STEVE: For me, both words require a solid act of selflessness or self-sacrifice for the benefit of the “greater good” to be credible descriptions. Which word you choose depends entirely on the eye of the beholder, though. A soldier in combat, who—motivated by his own common decency—saves the life of an enemy combatant, would be a hero to one army—a traitor to his own.
Hands down, both of our characters are military “heroes.” It’s only in the civilian political arena that the definition of “traitor” impacts the Grey Zone. Coriolanus would never see himself as a traitor—and I agree with him, regardless of his extreme social point of view.
Wallenstein, on the other hand, is very much aware that what he’s doing will, by many, be interpreted as treason—and for good reason, as he has a hard time defining what he’s doing as anything but that.
PATRICK: For Coriolanus, I hope the audience asks what it means to be true to one’s self. Do we know our selves? Is the “self” we believe in our genuine self, or a false construct created by family, country, culture and peers? What might one do to protect one’s image of the self if it were threatened? If I think of myself as patriotic, courageous and selfless, what happens if I discover I am actually, selfish, disinterested in my country’s well-being and terrified of extinction?
From both plays I think one might question what it means to be loyal. Is loyalty—especially to one’s country—absolute, or conditional? And finally, how well do we understand our own motives? Both Coriolanus and Wallenstein justify their actions, but both are dealing with deep unconscious forces that shape their behavior. Do wars, alliances and treaties really come down to psychological issues, more than political ones?
STEVE: Both plays are so astonishingly timely, I’d hope we can inspire folks to read more about the real events and historical periods in which the plays are set—to better appreciate, as we have, just how close both cultures’ sociopolitical and military crises are to our own. It seems nothing changes.
PATRICK [on Coriolanus]: The difficulty of the role drew me to it. I think he may be the hardest of Shakespeare’s heroes. His language is frightfully complex, his personality is daunting and the physical and vocal demands of the role are intense. I wanted to test myself against that. I am also drawn to the psychology of the character—particularly as it relates to his narcissism and his relationships with his mother and his shadow-figure, Aufidius.
STEVE [on Wallenstein]: Answer one is Michael Kahn, Robert Pinsky and the Shakespeare Theatre Company. Answer two is Wallenstein’s willingness—for the sake of human lives—to demolish the political system that has made him rich and powerful. And his fondness for red capes.

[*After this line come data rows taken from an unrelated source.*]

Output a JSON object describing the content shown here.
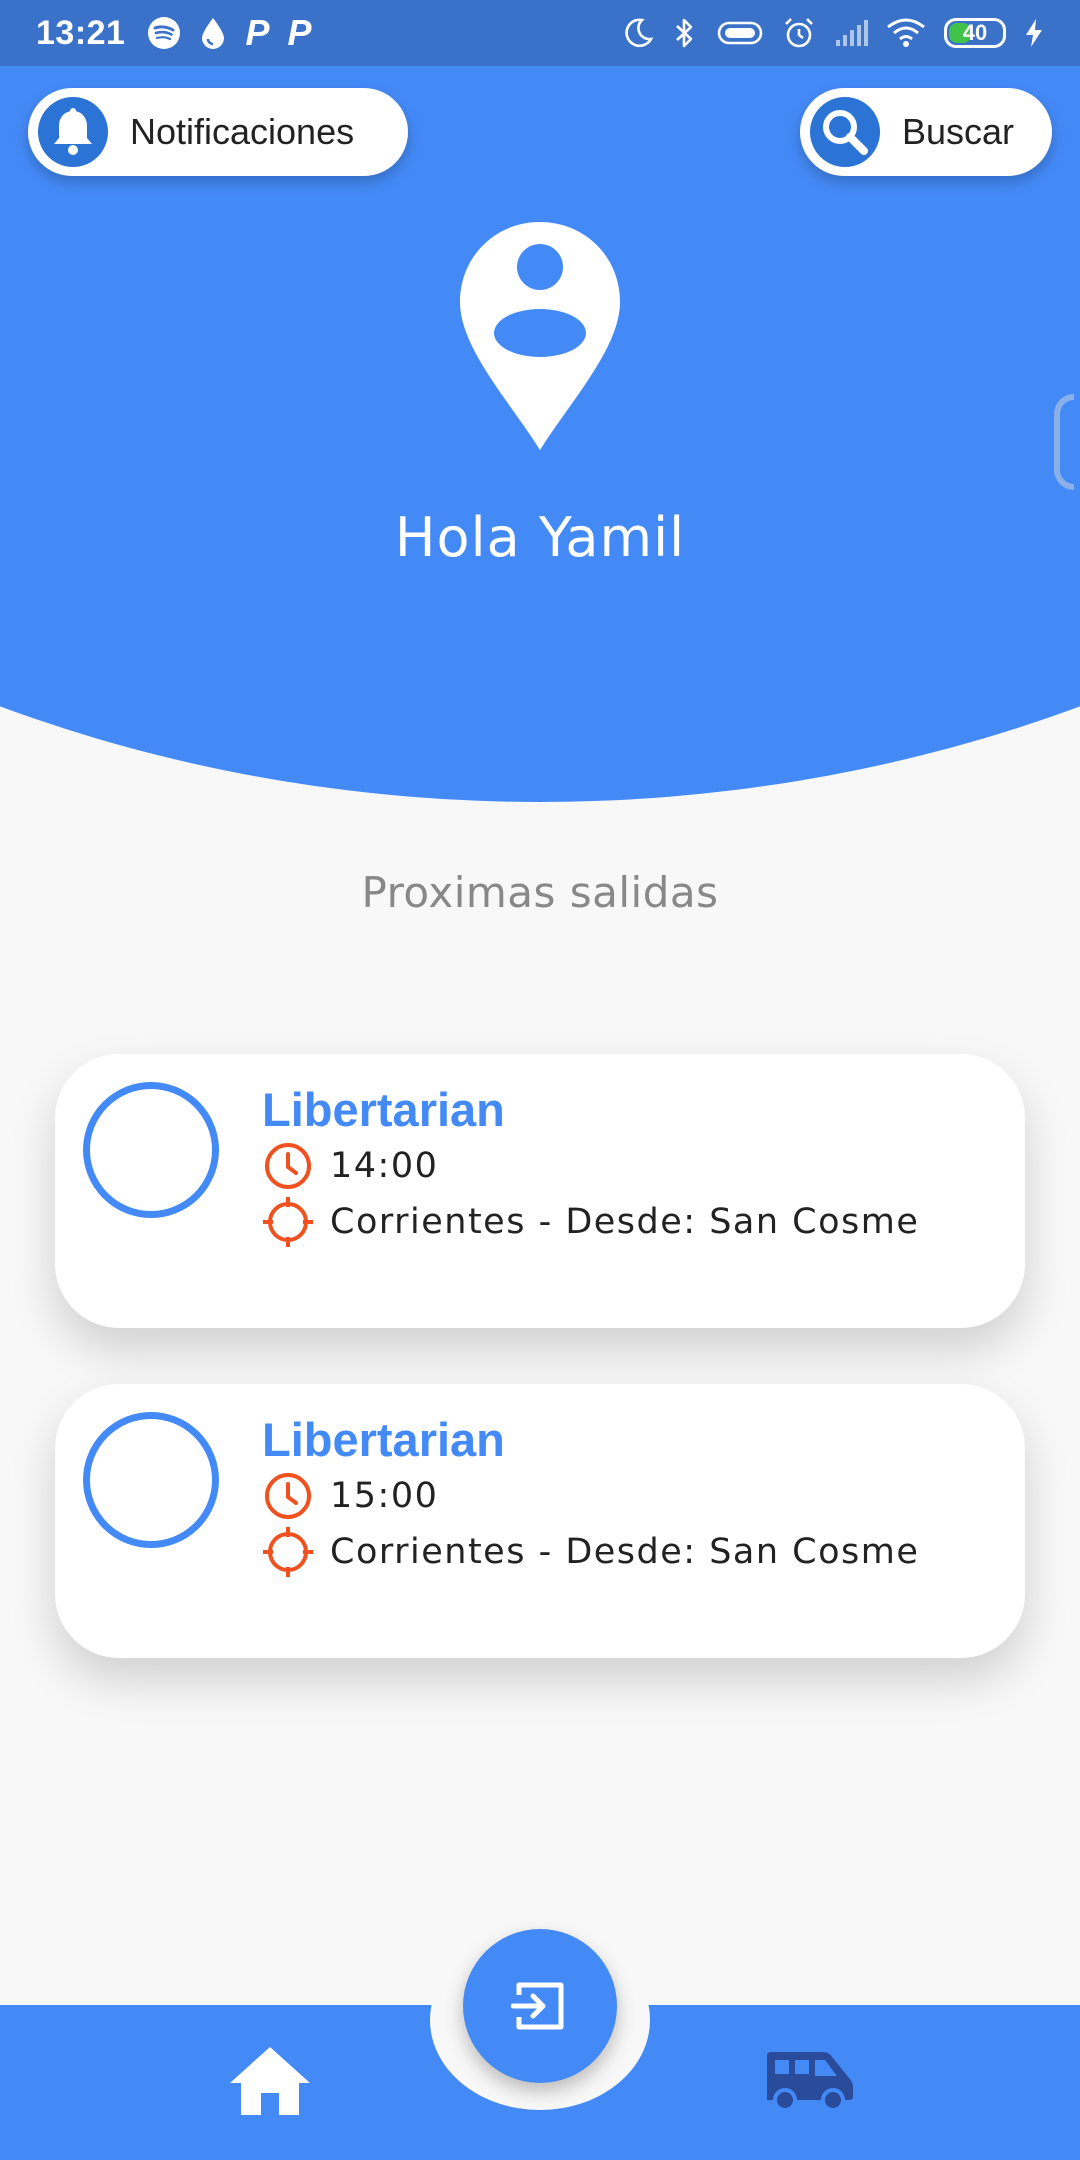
{
  "status_bar": {
    "time": "13:21",
    "battery": "40",
    "app_icons": [
      "spotify-icon",
      "drop-icon",
      "p-icon",
      "p-icon"
    ],
    "p_letter": "P",
    "system_icons": [
      "moon-icon",
      "bluetooth-icon",
      "vibrate-icon",
      "alarm-icon",
      "signal-icon",
      "wifi-icon",
      "battery-icon",
      "charging-icon"
    ]
  },
  "header": {
    "notifications_label": "Notificaciones",
    "search_label": "Buscar",
    "greeting": "Hola Yamil"
  },
  "section_title": "Proximas salidas",
  "departures": [
    {
      "company": "Libertarian",
      "time": "14:00",
      "route": "Corrientes - Desde: San Cosme"
    },
    {
      "company": "Libertarian",
      "time": "15:00",
      "route": "Corrientes - Desde: San Cosme"
    }
  ],
  "bottom_nav": {
    "items": [
      "home-icon",
      "exit-icon",
      "bus-icon"
    ]
  },
  "colors": {
    "primary": "#448af7",
    "status_bar": "#3a72c9",
    "icon_blue": "#2b74d6",
    "accent_orange": "#f0511e",
    "background": "#f8f8f8",
    "muted_text": "#888888",
    "bus_icon": "#2a4a9a"
  }
}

PATRICK [on Wallenstein]: I find the fact that Wallenstein is inventing a new way of approaching politics fascinating. He’s an innovator. A thinker in a way Coriolanus is not.
STEVE [on Coriolanus]: His genuine inability to compromise. Amuses the hell out of me—especially in the splendid way Patrick Page plays it.
PATRICK [on Coriolanus]: “I’ll never be such a gosling to obey instinct, but stand as if a man were author of himself and knew no other kin.”
STEVE [on Wallenstein]: “Young idiots love to boast about their dying. Your death—your posturing—won’t be needed today.”
PATRICK: Phillip Glass’ score to Mishima (Yukio Mishima was a model I used for Caius Martius), along with lots of patriotic marches played by drum and bugle corps and marching bands.
STEVE: Unstoppable by e. s. posthumous.
PATRICK: I bet Wallenstein listens to books on tape.
STEVE: Face the Face by Pete Townshend.